Heartworm disease is a dangerous condition that is most commonly found in cats, dogs, and ferrets. It can lead to severe health problems such as lung damage, heart failure, and serious damage to other organs in your pet's body. In this blog, our Santa Cruz vets explain why heartworm prevention is essential.
Heartworm disease is transmitted when a mosquito carrying a parasitic worm called dirofilaria immitis bites an animal.
Animals such as ferrets, cats, and dogs are at risk of becoming the hosts of these parasites, which means that they live inside your pet, where they mature into adults, mate, and produce offspring. This dangerous condition is called heartworm disease because the worms live in the heart, lungs, and blood vessels of the pets they infect.
The Symptoms of Heartworm Disease
Infected animals usually don't start displaying symptoms until the disease becomes more advanced. The most common symptoms of heartworm disease include swollen abdomen, coughing, fatigue, weight loss, and difficulty breathing.

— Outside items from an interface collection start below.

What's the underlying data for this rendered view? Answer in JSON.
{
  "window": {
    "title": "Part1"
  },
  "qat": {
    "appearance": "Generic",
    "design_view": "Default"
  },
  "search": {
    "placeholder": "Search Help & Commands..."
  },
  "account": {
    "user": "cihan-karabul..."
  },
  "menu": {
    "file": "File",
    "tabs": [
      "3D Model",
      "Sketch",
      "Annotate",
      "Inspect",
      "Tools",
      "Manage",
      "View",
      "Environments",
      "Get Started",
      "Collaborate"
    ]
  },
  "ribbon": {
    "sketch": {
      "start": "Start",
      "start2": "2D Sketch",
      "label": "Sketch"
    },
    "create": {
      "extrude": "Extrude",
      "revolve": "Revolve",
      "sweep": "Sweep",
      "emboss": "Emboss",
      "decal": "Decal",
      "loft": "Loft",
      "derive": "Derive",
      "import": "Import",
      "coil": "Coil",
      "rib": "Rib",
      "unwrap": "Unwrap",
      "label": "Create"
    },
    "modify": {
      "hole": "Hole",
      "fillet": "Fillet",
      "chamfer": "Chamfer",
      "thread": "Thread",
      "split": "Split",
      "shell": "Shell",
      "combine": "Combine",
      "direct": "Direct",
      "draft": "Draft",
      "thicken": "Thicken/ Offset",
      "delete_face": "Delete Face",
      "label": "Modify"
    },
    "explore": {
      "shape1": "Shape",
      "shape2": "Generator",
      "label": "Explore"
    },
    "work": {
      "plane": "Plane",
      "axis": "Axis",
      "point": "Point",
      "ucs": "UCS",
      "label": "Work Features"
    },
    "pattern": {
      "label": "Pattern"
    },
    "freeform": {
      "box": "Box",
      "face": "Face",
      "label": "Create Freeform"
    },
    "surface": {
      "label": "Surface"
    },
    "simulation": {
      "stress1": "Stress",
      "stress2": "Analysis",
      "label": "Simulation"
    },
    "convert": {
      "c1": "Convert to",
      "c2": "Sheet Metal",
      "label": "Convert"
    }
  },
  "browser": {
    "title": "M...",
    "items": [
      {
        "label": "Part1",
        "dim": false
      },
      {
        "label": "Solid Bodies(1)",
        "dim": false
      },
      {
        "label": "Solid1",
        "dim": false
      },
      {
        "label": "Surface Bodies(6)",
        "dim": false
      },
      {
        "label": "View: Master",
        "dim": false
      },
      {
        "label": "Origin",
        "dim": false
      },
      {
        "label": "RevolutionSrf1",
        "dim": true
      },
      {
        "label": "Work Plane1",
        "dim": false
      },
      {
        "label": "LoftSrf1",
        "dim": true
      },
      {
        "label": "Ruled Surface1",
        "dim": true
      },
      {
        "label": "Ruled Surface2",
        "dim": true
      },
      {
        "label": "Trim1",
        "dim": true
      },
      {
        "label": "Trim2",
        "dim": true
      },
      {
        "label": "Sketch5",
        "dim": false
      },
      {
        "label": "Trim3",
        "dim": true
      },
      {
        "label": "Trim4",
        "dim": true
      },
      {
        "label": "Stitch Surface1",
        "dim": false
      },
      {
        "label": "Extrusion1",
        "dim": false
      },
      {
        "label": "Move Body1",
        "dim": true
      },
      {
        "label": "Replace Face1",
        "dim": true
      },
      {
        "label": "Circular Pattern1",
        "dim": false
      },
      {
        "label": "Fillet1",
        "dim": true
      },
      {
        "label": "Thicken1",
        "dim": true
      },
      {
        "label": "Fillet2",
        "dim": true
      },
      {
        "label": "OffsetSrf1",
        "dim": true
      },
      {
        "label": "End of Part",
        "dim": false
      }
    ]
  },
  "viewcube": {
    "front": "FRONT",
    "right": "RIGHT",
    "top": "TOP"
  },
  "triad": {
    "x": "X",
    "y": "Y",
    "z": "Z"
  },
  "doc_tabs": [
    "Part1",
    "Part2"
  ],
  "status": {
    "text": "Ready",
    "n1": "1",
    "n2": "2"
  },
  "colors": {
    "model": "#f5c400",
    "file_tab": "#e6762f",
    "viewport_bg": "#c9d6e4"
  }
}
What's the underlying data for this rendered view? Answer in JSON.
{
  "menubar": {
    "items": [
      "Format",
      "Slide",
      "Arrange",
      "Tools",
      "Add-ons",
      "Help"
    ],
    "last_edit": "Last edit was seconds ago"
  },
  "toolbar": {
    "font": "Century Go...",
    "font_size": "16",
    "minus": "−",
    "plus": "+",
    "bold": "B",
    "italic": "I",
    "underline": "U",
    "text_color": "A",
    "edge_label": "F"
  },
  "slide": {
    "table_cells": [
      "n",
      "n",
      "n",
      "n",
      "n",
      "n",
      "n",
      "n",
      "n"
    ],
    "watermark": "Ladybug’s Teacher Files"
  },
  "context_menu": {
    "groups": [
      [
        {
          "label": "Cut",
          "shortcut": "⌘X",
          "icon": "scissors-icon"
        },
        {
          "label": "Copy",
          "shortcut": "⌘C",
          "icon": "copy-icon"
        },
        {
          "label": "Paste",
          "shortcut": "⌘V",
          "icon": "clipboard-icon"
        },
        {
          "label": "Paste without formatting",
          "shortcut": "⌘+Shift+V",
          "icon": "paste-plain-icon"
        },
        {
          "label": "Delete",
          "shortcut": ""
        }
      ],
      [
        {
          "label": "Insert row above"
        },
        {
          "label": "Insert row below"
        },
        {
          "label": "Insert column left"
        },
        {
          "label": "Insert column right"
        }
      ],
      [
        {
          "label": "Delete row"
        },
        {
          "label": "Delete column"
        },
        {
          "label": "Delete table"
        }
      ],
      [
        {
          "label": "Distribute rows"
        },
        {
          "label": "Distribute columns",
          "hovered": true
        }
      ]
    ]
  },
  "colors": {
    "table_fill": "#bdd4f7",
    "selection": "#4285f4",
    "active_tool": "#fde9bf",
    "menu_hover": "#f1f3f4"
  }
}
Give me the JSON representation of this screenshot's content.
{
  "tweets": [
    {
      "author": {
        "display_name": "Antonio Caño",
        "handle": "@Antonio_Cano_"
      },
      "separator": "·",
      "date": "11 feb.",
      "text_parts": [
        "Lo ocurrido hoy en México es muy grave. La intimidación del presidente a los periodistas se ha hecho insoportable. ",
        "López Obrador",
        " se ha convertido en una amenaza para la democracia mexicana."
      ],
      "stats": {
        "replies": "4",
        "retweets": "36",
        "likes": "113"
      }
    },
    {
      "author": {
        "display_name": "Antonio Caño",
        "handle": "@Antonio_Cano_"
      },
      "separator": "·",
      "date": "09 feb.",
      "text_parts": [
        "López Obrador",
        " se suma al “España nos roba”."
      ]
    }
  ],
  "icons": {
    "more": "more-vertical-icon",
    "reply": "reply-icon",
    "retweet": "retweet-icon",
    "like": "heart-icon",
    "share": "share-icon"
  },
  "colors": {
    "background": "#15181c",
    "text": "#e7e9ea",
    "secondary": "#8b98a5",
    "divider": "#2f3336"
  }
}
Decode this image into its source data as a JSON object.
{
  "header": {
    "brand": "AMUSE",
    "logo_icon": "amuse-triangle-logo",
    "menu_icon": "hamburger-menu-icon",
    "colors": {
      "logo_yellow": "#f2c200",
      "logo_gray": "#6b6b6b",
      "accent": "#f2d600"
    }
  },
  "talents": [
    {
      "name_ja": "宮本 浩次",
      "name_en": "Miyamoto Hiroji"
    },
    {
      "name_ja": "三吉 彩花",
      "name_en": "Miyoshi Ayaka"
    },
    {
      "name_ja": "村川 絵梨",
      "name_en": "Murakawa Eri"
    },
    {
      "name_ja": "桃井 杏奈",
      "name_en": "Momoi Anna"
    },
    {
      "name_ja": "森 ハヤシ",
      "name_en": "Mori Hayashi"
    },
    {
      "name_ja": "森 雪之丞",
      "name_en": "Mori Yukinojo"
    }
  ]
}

How Your Vet Will Check Your Pet for Heartworms
Your vet is able to conduct blood tests to look for heartworm proteins (antigens), which are released into the bloodstream of infected pets. Your veterinarian won't be able to find any heartworm proteins until approximately five months (at the earliest) after an animal has been bitten by an infected mosquito.
What Happens When Your Pet is Diagnosed with Heartworms
Remember that the treatments for heartworm disease could cause serious complications and can be potentially toxic to your pet's body. Treatments are also very expensive because it requires multiple visits to the vet, bloodwork, hospitalization, X-rays and a series of injections. This makes prevention the absolute best treatment option for heartworm disease.
Although, if your pet is diagnosed with heartworm disease, your vet will have treatment options available. FDA-approved melarsomine dihydrochloride is a drug that contains arsenic and kills adult heartworms. Melarsomine dihydrochloride will be administered via injection into your pet's back muscles in order to treat the disease.
Topical FDA-approved solutions are also available. These can help get rid of any parasites in the bloodstream when applied directly to the animal's skin.
Preventing Your Pet From Getting Heartworms
It's important to keep your pet on preventive medication to prevent heartworm disease. Even if they are already on preventive heartworm medication, we recommend having your dog tested for heartworms at least once a year.
Heartworm prevention is safer, easier, and much more affordable than treating the progressed disease. A number of heartworm preventive medications can also help protect against other parasites such as hookworms, whipworms, and roundworms.